## Problem statement:
From the data that follows, copy every line with the string "sample".

## Page and application data records:

* * *

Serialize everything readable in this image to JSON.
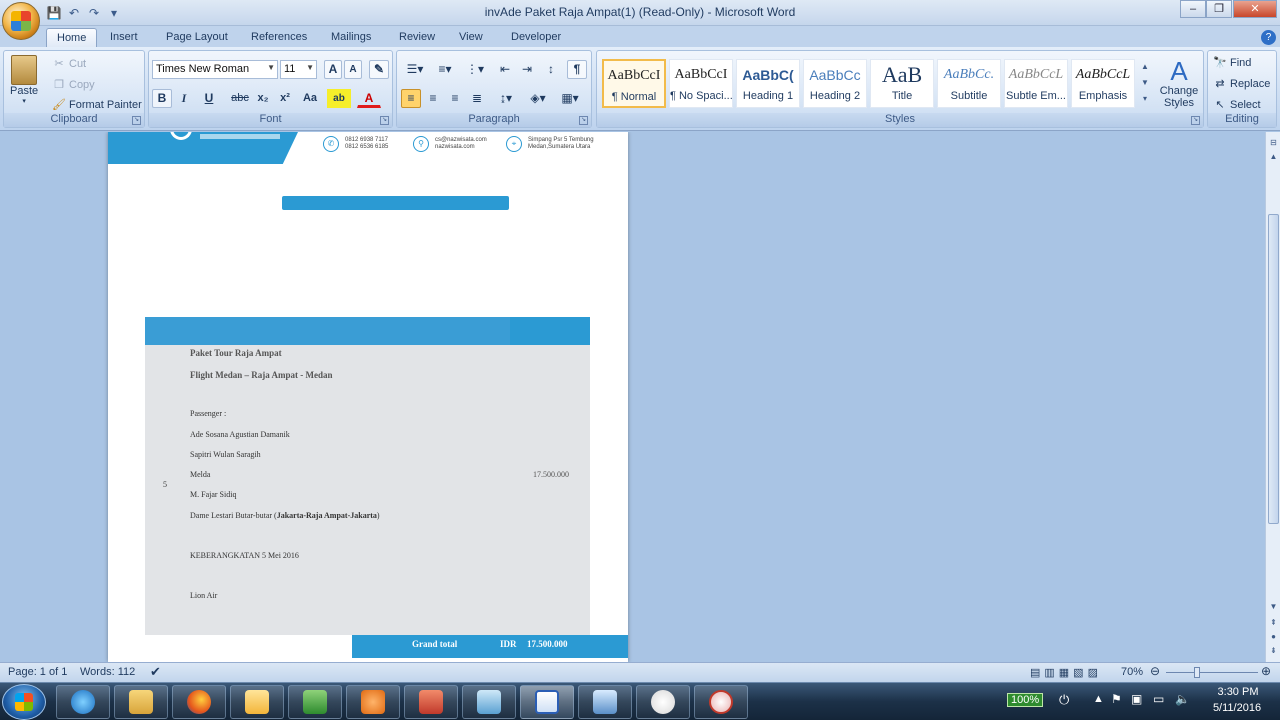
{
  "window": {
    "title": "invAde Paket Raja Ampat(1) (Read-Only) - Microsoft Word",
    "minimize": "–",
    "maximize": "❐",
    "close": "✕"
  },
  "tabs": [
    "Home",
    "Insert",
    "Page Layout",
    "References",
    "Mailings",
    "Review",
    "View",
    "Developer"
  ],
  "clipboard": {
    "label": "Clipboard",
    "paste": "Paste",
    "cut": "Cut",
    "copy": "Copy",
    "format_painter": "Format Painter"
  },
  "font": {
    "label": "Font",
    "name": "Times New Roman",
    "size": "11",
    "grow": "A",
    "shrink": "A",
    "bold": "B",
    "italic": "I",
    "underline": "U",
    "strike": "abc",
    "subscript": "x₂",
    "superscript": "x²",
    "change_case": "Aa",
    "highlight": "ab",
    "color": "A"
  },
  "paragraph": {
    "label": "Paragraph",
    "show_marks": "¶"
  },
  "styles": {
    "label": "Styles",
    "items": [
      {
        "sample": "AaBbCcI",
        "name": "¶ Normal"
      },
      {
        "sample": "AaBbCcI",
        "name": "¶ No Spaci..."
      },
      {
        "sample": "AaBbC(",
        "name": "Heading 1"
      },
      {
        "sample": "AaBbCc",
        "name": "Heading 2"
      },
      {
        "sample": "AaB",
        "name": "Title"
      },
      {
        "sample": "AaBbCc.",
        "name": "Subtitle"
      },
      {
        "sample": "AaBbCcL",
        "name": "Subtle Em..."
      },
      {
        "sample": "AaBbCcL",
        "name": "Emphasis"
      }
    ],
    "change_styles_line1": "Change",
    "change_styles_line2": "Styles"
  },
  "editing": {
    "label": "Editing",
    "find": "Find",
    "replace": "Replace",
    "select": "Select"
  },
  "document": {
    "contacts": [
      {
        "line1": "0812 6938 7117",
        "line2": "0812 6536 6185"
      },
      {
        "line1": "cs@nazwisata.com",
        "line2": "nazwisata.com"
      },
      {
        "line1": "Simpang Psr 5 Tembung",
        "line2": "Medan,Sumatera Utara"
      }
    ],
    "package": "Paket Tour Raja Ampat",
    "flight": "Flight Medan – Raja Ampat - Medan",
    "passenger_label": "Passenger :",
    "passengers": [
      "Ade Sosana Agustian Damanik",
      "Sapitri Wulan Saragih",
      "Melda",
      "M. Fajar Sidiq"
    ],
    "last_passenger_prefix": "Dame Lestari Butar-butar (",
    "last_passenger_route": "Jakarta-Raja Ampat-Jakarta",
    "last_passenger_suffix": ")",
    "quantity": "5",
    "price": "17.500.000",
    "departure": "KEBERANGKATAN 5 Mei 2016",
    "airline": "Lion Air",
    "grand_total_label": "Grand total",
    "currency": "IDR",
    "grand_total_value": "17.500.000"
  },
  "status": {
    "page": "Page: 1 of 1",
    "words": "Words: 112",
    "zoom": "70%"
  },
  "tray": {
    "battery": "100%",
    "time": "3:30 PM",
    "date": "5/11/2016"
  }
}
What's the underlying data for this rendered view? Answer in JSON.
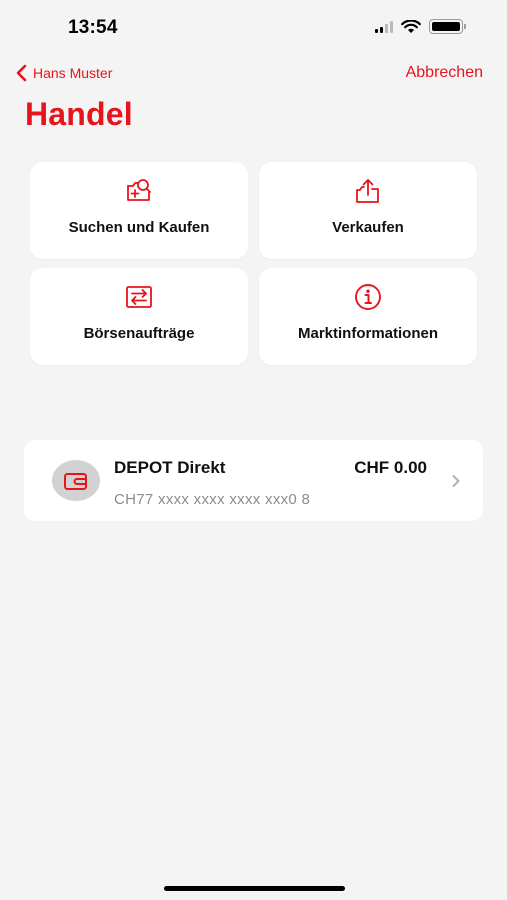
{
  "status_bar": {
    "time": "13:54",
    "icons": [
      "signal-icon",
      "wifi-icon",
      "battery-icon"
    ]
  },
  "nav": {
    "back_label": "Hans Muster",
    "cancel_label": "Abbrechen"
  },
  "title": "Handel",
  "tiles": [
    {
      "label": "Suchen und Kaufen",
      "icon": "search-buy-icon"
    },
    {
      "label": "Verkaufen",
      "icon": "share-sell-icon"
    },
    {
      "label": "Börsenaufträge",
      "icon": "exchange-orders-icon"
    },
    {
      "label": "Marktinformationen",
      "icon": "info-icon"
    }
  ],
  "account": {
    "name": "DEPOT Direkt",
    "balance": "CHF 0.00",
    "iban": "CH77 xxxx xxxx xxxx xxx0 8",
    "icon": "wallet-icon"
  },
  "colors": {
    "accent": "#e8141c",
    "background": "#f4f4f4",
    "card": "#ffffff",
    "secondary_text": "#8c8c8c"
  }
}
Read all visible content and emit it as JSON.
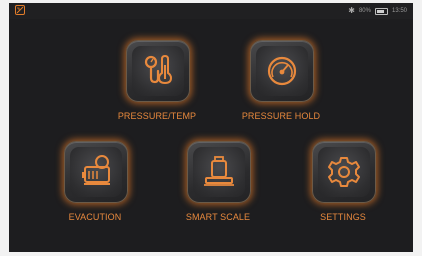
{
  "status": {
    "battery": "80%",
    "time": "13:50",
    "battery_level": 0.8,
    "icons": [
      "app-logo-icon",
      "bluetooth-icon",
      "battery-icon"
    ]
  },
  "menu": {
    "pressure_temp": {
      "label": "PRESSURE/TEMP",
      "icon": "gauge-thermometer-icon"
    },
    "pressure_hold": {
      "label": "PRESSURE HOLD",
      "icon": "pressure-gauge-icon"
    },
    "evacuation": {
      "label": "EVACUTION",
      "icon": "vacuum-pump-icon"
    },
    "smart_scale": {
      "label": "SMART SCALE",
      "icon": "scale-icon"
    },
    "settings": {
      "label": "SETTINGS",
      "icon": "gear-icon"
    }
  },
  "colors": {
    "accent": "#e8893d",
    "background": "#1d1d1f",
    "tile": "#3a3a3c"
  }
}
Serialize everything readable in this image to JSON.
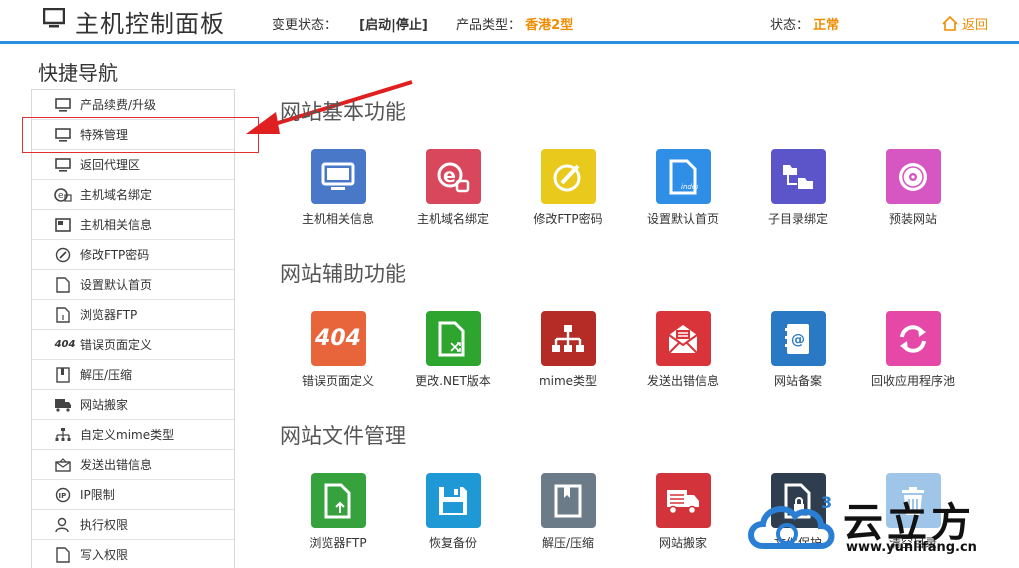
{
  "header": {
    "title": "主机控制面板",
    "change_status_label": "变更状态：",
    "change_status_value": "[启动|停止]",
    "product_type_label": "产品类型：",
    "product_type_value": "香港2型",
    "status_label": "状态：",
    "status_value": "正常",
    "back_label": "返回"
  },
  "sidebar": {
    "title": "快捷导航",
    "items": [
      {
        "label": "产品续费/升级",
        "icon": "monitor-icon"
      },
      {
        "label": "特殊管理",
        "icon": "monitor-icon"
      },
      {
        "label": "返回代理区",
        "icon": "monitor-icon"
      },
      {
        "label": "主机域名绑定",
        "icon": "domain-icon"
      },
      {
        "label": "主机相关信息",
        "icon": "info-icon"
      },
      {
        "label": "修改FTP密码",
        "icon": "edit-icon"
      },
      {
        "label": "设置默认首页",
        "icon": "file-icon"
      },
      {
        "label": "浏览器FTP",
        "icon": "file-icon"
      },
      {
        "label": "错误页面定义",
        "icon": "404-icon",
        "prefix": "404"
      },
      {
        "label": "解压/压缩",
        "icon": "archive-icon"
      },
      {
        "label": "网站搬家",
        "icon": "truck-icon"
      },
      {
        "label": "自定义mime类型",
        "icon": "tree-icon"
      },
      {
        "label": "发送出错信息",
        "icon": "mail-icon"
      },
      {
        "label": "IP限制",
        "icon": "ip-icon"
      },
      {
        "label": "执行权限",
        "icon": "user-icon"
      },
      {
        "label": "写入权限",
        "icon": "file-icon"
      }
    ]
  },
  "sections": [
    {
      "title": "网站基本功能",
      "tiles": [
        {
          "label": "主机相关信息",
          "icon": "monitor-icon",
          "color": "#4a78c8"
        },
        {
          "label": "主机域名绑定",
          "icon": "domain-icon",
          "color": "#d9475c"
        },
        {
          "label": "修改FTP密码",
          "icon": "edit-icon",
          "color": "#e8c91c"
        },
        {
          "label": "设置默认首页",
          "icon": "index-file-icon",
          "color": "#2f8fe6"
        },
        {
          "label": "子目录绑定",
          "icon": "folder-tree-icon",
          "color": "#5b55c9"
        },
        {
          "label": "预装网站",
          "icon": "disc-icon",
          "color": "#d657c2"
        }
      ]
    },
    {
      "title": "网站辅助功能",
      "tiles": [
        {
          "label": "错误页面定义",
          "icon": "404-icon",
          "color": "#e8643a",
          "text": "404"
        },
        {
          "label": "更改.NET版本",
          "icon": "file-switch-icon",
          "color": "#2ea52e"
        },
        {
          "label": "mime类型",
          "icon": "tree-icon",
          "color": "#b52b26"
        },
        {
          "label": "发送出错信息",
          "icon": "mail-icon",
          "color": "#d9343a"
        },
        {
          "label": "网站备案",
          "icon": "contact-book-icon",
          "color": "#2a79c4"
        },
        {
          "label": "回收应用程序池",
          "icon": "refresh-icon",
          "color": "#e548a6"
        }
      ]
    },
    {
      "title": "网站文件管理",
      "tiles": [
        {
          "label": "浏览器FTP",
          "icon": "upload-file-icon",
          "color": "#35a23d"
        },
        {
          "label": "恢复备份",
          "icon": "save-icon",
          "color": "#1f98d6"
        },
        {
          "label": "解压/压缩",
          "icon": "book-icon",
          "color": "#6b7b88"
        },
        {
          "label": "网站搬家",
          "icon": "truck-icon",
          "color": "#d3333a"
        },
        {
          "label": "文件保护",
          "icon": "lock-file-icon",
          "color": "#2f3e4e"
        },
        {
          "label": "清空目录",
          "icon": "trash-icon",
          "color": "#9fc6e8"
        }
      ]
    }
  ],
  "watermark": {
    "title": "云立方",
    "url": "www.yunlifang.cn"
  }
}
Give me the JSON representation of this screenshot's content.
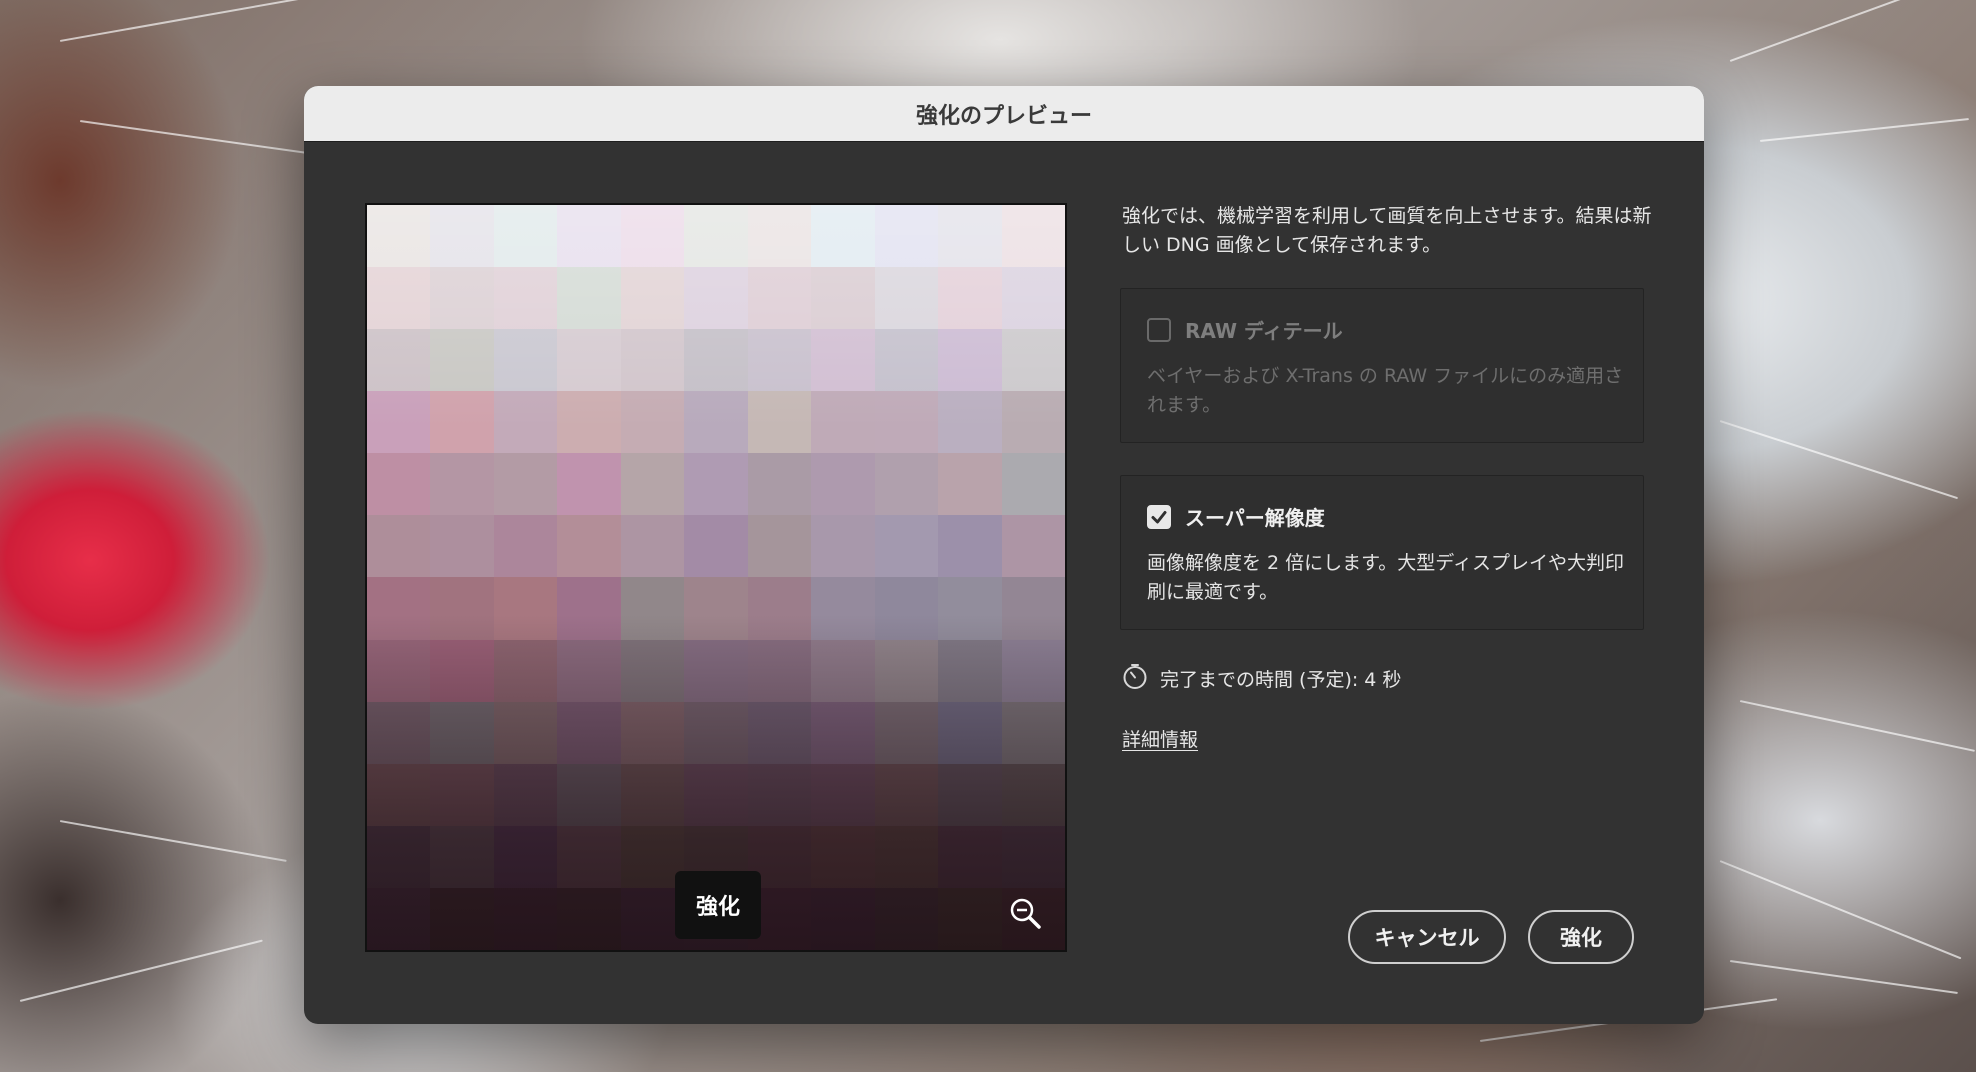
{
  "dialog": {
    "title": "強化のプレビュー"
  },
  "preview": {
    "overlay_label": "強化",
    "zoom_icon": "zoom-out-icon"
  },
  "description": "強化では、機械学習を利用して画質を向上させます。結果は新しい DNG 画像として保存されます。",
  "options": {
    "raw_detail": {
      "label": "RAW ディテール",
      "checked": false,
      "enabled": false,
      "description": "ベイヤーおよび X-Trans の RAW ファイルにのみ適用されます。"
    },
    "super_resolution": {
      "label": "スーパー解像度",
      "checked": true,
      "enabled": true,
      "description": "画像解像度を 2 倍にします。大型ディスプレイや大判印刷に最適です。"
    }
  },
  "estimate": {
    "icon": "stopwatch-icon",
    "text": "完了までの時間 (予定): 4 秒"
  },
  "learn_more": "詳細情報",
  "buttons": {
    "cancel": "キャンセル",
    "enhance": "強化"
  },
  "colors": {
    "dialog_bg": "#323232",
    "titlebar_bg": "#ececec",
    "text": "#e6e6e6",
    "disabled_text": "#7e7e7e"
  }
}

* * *

## Exercise output:
        "sample": "AaBbCcI",
        "sample": "AaBbCcI",
        "sample": "AaBbC(",
        "sample": "AaBbCc",
        "sample": "AaB",
        "sample": "AaBbCc.",
        "sample": "AaBbCcL",
        "sample": "AaBbCcL",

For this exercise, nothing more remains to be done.